Epilepsy surgery

Neurosurgical procedures to treat epilepsy have been performed at HUCH since the beginning of the 1990s. Approximately 25 to 30 epilepsy surgeries are performed at HUCH every year. One-third of all epilepsy surgeries are on adult patients, while in two-thirds of the operations, the patient is a child.

In Finland, epilepsy surgery is performed at only two university hospitals – HUCH and Kuopio University Hospital. HUCH treats both adult and pediatric patients. The pediatric patients are referred to Helsinki from all over Finland.

Planning surgery and types of operations

Epilepsy surgery is considered when harmful epileptic seizures continue despite anti-epileptic drugs. In children, severe epilepsy may slow down normal development. In such cases, surgery may be considered relatively soon after the onset of the disease. However, not all patients with severe epilepsy benefit from epilepsy surgery.

Before surgery, the risks and possible benefits of surgery are carefully assessed. Various examinations and tests are planned and performed on case by case basis to determine the exact region in the brain where the seizures originate. Once localized, one has to estimate if that particular region can be completely removed without any major adverse effects such as e.g. speech or movement disability.

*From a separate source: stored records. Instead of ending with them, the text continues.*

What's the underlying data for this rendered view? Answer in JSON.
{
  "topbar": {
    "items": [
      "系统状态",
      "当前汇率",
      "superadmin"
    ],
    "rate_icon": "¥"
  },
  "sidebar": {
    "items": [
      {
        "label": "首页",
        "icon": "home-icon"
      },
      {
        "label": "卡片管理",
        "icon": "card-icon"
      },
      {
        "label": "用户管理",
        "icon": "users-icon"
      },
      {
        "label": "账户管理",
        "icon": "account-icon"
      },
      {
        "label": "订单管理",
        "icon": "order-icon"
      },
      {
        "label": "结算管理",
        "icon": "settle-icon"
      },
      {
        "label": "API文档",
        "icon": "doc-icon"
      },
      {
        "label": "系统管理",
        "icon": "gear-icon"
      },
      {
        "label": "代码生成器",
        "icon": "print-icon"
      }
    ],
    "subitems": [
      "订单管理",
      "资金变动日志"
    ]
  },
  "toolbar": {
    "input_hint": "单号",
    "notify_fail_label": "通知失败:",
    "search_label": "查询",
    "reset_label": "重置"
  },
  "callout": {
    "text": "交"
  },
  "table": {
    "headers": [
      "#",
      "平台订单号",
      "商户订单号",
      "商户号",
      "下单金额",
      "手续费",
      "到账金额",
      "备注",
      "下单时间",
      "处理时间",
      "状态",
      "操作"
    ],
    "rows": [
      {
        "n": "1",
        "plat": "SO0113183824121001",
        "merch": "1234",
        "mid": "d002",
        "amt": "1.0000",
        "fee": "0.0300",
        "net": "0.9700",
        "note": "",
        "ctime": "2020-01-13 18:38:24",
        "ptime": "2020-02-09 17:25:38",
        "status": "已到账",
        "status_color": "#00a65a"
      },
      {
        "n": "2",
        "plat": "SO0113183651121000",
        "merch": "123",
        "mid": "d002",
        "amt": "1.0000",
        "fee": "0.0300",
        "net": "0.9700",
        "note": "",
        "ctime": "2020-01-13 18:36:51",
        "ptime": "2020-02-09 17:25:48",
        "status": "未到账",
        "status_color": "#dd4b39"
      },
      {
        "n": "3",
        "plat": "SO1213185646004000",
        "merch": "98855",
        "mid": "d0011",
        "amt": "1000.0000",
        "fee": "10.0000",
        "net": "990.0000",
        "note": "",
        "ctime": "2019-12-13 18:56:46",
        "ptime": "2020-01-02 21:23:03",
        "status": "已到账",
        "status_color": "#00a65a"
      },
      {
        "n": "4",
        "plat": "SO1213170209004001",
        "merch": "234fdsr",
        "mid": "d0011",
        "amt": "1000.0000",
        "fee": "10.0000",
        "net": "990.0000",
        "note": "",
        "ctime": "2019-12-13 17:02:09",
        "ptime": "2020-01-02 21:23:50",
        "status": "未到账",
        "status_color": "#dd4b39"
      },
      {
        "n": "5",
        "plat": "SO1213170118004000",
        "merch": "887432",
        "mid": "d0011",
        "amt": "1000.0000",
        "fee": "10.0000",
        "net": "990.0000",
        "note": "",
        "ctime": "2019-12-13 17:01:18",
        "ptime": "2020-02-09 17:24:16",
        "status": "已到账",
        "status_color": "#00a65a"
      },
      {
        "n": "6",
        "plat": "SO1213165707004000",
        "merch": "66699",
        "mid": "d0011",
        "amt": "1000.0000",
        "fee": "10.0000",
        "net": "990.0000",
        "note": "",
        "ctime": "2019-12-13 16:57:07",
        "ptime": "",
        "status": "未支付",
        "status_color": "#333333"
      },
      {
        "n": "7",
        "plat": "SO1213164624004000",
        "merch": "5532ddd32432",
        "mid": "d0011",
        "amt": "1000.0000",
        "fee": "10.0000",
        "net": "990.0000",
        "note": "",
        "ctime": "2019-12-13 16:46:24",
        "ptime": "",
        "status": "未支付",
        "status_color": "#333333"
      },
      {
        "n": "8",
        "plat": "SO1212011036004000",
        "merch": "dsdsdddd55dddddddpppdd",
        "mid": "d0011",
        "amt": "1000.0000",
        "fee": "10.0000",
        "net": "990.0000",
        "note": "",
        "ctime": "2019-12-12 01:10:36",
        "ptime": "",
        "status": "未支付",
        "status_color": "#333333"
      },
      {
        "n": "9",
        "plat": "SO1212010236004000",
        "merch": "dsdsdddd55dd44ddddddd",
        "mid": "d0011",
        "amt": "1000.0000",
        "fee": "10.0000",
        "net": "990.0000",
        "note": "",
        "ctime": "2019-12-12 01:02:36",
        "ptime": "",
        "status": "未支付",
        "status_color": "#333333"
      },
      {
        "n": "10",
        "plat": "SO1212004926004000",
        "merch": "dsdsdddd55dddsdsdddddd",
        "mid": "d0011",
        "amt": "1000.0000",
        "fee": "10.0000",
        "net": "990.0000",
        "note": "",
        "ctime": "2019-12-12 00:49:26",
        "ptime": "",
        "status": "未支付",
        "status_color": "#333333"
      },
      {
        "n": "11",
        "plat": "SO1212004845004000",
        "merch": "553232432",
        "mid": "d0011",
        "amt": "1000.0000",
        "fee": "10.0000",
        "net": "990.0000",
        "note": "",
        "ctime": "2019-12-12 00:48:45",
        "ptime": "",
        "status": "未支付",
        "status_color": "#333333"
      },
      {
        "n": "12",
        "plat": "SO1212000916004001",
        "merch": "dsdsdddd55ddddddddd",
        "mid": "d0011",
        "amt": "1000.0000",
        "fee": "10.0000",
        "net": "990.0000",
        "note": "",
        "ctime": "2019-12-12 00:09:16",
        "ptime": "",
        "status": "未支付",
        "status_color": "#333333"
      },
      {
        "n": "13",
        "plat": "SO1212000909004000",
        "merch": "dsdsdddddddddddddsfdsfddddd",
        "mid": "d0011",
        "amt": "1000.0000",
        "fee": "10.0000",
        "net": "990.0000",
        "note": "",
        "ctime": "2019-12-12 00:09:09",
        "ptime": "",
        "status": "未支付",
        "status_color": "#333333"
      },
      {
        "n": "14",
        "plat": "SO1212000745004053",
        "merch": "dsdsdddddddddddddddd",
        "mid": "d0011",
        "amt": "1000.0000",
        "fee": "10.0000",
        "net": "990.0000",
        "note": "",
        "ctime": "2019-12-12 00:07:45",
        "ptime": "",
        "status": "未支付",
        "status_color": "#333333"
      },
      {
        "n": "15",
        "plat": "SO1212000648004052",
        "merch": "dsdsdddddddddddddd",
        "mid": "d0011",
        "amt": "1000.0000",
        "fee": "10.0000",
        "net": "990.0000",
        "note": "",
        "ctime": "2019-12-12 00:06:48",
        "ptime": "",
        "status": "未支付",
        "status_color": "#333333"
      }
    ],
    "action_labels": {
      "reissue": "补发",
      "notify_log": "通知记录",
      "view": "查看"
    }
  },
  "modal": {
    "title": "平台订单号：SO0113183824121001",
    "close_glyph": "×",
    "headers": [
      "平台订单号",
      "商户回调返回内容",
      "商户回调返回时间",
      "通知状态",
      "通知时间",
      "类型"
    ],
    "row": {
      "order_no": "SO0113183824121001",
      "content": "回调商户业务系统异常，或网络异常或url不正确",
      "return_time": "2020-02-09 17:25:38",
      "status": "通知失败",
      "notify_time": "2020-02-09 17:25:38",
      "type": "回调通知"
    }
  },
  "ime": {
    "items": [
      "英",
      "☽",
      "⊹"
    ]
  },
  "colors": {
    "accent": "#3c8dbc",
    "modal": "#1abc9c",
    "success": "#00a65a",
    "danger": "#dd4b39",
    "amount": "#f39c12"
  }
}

In surgery, the area causing epileptic seizures is removed, if possible. Sometimes this area is only a small portion of brain surface, while in other cases the area may comprise an entire hemisphere. In most cases, the part of the brain where seizures originate is abnormal not only in function but also in structure and is clearly visible in an MRI scan. Mild developmental disorders of the brain are not always visible in an MRI scan, but if the area where epileptic seizures originate can be sufficiently accurately determined using other methods, surgery remains a viable option. If surgical removal of the area is not possible, seizures can sometimes be alleviated by surgically cutting the routes by which seizures spread across the brain.

Temporal lobe epilepsy is the best-known type of adult epilepsy, which is poorly managed with anti-epileptic drugs and can often be surgically treated. Seizures typically start with an aura and progress to an absence seizure. An MRI scan may show scarring on the inner surface of the temporal lobe and neural cells replaced by glial cells (mesial temporal sclerosis). In temporal lobe epilepsy, a normal MRI scan of the brain does not necessarily rule out the possibility of surgical intervention. During the operation, the tip of the temporal lobe and damaged internal sections are removed. Prior to surgery, it is determined whether the damage affects one or both of the temporal lobes and if the remaining temporal lobe functions sufficiently well. Studies show that 70 to 80% of patients who have surgery for temporal lobe epilepsy become completely free of seizures.

Patients continue taking anti-epileptic drugs even after surgery, but the doses can be decreased if there are no seizures. In some children, anti-epileptic drugs can be withdrawn after surgery.

Examinations before surgery

  • Video EEG Monitoring
  • An MRI scan of the brain
  • Examinations by a neuropsychologist, speech therapist, physiotherapist and an occupational therapist
  • SPECT (Single Photon Emission Computed Tomography) –  imaging which measures blood flow in epileptic discharge areas
  • PET (Positron Emission Tomography) –  an imaging technique to measure cerebral metabolism
  • MEG (Magnetoencephalography)  – a technique to measure magnetic fields occurring in the abnormal electrical discharge areas
  • Functional MRI
  • Wada Test – shows where speech and memory are located in the brain
  • Transcranial magnetic stimulation – locating the functions of the cerebral cortex with the help of magnetic field induced stimuli
  • Visual field examination
  • Intracranial EEG monitoring


The examinations and analysing the results often take a few months. Specialists from different fields participate in the planning of the surgery. For patients with severe epilepsy, surgery offers an opportunity to become completely free of seizures or at least experience significantly fewer intensive seizures. However, the assessment of possible surgical options, waiting for surgery and undergoing surgery are often very trying for the patient as well as their family and close friends. Therefore, all patients will meet with a psychiatrist or child psychiatrist, if possible, when surgery is first considered.

In patients where the examinations confirm that surgery is not an appropriate option, the pre-operative examinations, nevertheless, give additional information on the patients’ seizure type, enabling more effective anti-epileptic therapy. In some cases, vagus nerve stimulation (VNS) or diet therapy may be recommended.
 
At HUCH, several specialties participate in epilepsy surgery:

  • HUCH Department of Neurosurgery
  • HUCH Department of Pediatric Neurology/Epilepsy Unit
  • HUCH Department of Neurology
  • HUS Medical Imaging Center
  • HUSLAB: Department of Radioisotope Imaging and the Department of Clinical Neurophysiology
  • Biomag Laboratory (MEG, TMS)